Valero Energy Corp. is adapting to the reality of cheap oil as it gears up to expand processing capacity to meet the growing demand of diesel and jet fuel.
The San Antonio-based company is expected to its increase processing operations by an additional 185 thousand barrels per day of light crude by the first half of 2016. According to a company investor presentation obtained by the San Antonio Business Journal, the corporation believes fuel demand will grow amidst globally low crude oil prices.
The world’s largest independent refiner employees 10,000 workers worldwide and owns 15 facilities. Globally, Valero has the potential to process 2.9 million barrels per day. In North America, the company estimates its current capacity at 1.21 million barrels with the expectation of future capacity to reach 1.395 million barrels per day by 2016.
This expansion is great news for the oil fields in Eagle Ford. Although lower crude prices may temporarily constrain production growth rates, Valero stated to investors that this leaves refiners with an economic advantage. U.S. and Canadian crude oil, natural gas, and natural gas liquids (NGLs) production growth is providing cost benefits to refiners looking for inexpensive product. Additionally, transporting crude through pipeline, tanker trucks and waterways remain at an attractive low for refiners. The added coast of transportation is roughly $1 to $4 per barrel.
Moreover, Valero’s McKee refinery north of Amarillo is anticipated to process an additional 25 million barrels a day by the second half of 2015. By the first half of 2016, the refining corporation expects to expand capacity to 90 million barrels per day in its Houston refinery and 70 million barrels at its Corpus Christi light crude refinery.

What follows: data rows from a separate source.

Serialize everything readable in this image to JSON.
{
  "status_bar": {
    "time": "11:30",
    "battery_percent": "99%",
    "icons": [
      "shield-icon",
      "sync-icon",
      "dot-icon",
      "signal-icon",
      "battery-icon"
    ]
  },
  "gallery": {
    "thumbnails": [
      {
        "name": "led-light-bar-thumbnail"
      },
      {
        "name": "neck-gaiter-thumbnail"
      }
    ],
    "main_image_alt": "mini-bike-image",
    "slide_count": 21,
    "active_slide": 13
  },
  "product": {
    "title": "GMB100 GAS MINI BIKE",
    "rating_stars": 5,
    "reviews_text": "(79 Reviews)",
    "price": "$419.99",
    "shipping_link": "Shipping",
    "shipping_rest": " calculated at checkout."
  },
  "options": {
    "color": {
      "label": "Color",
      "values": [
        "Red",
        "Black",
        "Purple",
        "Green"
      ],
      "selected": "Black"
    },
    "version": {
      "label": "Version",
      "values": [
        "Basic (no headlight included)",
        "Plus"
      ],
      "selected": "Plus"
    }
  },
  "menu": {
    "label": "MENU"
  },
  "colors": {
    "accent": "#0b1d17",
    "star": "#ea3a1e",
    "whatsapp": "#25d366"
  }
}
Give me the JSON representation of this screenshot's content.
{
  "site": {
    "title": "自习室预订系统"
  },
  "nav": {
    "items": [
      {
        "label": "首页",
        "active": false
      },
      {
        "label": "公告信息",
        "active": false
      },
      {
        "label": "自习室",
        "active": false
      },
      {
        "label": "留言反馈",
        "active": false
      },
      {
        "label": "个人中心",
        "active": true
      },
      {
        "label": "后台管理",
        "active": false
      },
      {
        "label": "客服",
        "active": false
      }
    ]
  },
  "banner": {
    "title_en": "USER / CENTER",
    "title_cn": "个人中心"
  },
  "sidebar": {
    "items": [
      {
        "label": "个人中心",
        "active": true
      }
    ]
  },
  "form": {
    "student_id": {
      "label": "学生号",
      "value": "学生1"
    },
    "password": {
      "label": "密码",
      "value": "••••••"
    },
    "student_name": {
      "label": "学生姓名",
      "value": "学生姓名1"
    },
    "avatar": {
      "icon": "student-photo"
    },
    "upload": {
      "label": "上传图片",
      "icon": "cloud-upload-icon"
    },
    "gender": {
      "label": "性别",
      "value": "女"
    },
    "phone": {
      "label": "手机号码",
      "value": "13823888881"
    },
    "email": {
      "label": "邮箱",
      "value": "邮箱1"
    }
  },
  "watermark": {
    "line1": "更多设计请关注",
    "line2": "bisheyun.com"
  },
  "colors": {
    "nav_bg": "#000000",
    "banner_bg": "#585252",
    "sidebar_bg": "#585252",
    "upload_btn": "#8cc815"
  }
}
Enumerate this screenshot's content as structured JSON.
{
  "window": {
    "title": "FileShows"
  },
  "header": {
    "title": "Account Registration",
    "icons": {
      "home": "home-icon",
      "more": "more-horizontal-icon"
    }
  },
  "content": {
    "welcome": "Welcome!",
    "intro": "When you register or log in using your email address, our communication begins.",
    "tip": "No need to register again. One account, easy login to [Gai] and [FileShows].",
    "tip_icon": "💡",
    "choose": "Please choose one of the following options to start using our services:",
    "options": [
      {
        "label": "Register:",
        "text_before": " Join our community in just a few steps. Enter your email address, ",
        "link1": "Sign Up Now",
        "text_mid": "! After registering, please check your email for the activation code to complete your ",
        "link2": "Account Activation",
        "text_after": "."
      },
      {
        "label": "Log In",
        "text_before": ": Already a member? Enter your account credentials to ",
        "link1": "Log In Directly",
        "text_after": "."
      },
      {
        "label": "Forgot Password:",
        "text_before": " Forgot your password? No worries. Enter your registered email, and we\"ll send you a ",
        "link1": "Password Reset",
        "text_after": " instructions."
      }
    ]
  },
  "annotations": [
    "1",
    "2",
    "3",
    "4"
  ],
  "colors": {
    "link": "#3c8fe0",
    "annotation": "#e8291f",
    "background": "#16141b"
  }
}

San Antonio Business journal reported that during the investor presentation, Valero officials stated that the light crude for both the Houston and Corpus Christi refineries will likely come from the Eagle Ford Shale-producing region of Southern Texas. Figures offered by Valero show that the upgrades to the Houston facility will cost $400 million while the Corpus Christi project will cost $350 million.